MATERIAL PROVIDED -
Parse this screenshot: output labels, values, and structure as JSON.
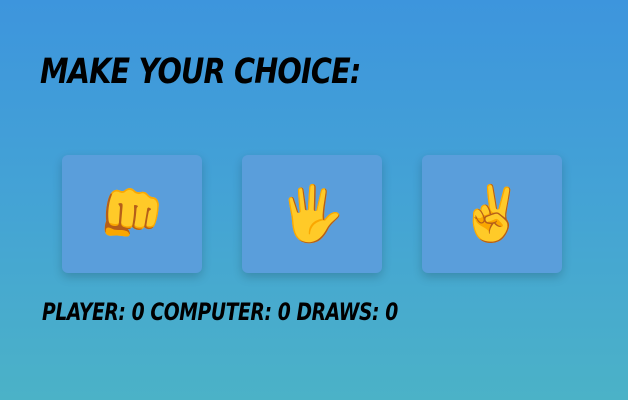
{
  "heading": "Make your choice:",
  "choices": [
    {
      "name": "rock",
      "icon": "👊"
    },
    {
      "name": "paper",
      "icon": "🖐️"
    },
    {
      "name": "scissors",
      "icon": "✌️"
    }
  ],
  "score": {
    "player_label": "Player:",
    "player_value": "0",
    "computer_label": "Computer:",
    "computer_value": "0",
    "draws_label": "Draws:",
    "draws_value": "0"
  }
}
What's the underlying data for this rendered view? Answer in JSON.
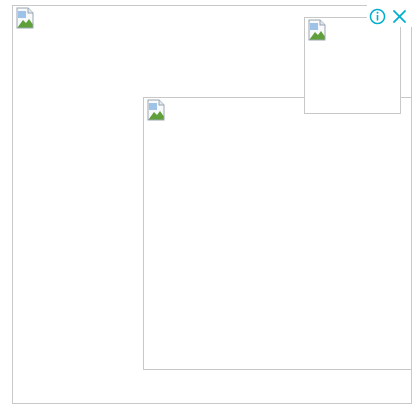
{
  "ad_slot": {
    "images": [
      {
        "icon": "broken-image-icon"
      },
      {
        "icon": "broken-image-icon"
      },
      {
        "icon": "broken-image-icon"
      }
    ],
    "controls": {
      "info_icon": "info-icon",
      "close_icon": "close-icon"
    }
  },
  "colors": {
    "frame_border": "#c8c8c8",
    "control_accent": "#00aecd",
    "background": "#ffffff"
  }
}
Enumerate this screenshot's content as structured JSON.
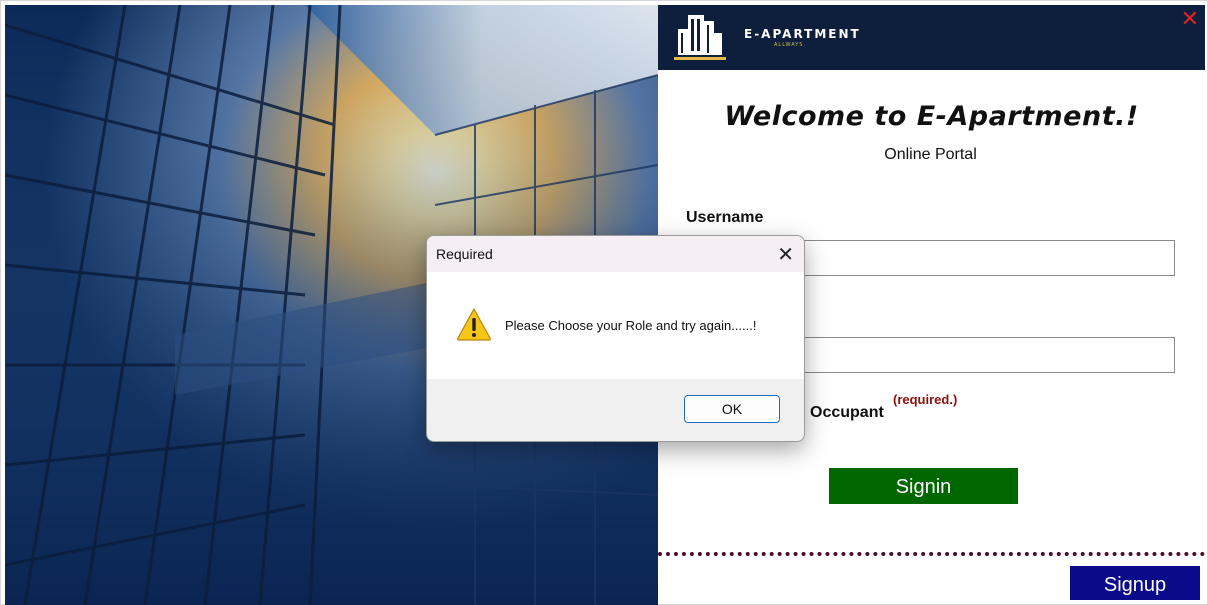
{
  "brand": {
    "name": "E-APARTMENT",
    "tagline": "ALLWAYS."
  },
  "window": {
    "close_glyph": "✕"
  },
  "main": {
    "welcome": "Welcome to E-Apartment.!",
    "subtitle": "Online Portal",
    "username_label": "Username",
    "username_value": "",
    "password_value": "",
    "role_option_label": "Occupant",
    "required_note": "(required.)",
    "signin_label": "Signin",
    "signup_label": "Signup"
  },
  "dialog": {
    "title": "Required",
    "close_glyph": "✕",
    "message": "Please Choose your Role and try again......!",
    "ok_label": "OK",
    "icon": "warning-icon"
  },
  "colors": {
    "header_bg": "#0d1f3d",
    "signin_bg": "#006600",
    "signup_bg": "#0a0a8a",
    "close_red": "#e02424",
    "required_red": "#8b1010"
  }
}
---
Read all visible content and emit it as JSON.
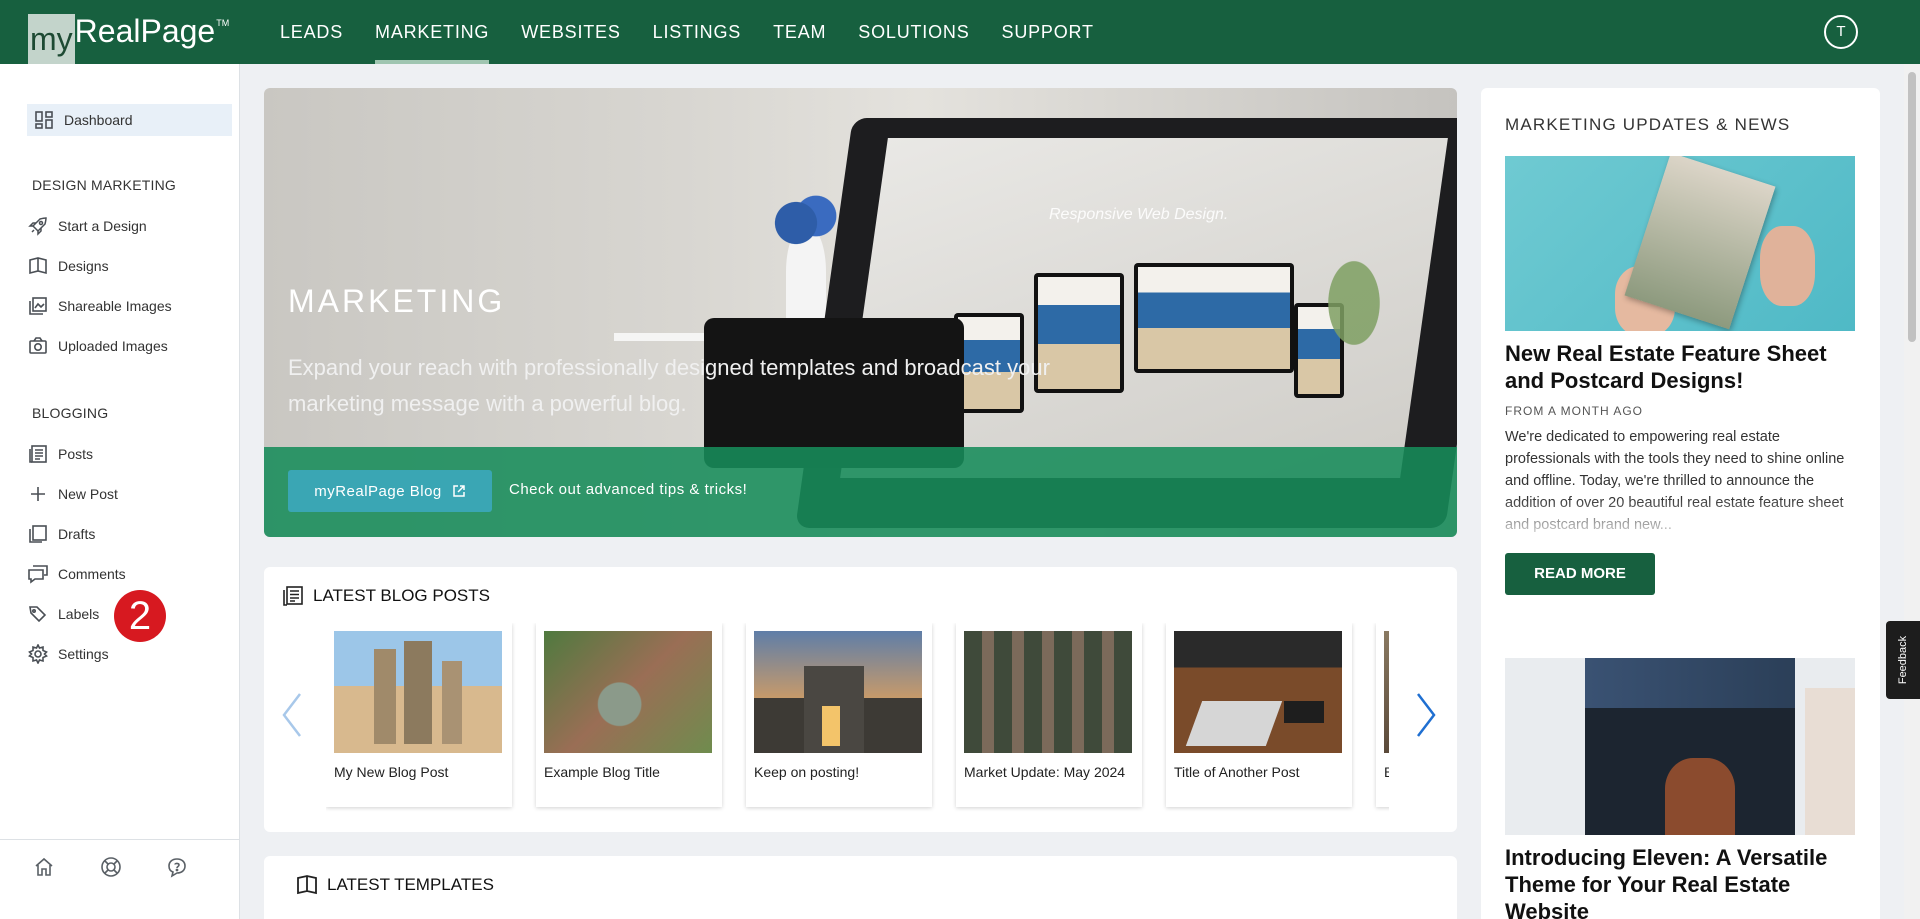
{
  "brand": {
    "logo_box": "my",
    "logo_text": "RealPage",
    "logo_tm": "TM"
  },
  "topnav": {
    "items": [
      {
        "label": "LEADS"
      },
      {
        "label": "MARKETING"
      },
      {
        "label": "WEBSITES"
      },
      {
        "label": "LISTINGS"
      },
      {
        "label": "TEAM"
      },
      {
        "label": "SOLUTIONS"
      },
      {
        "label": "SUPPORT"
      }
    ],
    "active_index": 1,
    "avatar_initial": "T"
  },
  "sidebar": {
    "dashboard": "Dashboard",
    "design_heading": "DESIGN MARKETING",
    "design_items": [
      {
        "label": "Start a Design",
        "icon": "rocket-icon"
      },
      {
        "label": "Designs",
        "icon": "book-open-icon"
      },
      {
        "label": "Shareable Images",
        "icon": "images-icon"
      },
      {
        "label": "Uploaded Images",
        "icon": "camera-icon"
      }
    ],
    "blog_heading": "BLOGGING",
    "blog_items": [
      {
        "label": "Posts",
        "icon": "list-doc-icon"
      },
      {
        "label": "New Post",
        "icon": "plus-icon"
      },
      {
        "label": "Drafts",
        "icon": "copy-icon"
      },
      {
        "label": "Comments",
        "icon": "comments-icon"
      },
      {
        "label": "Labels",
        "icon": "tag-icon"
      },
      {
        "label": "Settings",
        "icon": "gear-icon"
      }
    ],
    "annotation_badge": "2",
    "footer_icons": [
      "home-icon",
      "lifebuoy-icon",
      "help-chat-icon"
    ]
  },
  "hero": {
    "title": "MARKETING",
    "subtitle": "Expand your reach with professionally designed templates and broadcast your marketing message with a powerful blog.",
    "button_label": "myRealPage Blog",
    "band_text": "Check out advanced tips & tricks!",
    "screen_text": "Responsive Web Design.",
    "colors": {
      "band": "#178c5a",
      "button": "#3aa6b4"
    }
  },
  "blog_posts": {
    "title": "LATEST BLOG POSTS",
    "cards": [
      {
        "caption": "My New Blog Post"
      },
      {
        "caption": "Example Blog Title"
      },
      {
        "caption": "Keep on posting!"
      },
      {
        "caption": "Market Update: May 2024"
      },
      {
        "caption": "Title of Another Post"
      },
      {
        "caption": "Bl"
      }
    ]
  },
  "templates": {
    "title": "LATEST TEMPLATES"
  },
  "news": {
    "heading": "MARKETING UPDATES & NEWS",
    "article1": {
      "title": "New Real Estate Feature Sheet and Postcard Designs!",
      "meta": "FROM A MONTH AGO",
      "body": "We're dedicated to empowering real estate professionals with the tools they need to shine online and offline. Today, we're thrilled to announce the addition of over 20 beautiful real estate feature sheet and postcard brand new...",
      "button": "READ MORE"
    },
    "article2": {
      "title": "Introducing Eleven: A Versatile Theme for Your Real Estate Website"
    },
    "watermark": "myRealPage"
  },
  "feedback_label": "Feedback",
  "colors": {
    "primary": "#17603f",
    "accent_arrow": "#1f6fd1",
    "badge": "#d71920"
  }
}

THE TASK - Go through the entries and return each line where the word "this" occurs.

FINISHED EXERCISE -
Parse this screenshot: output labels, values, and structure as JSON.
What's the underlying data for this rendered view? Answer in JSON.
Enumerate this screenshot's content as structured JSON.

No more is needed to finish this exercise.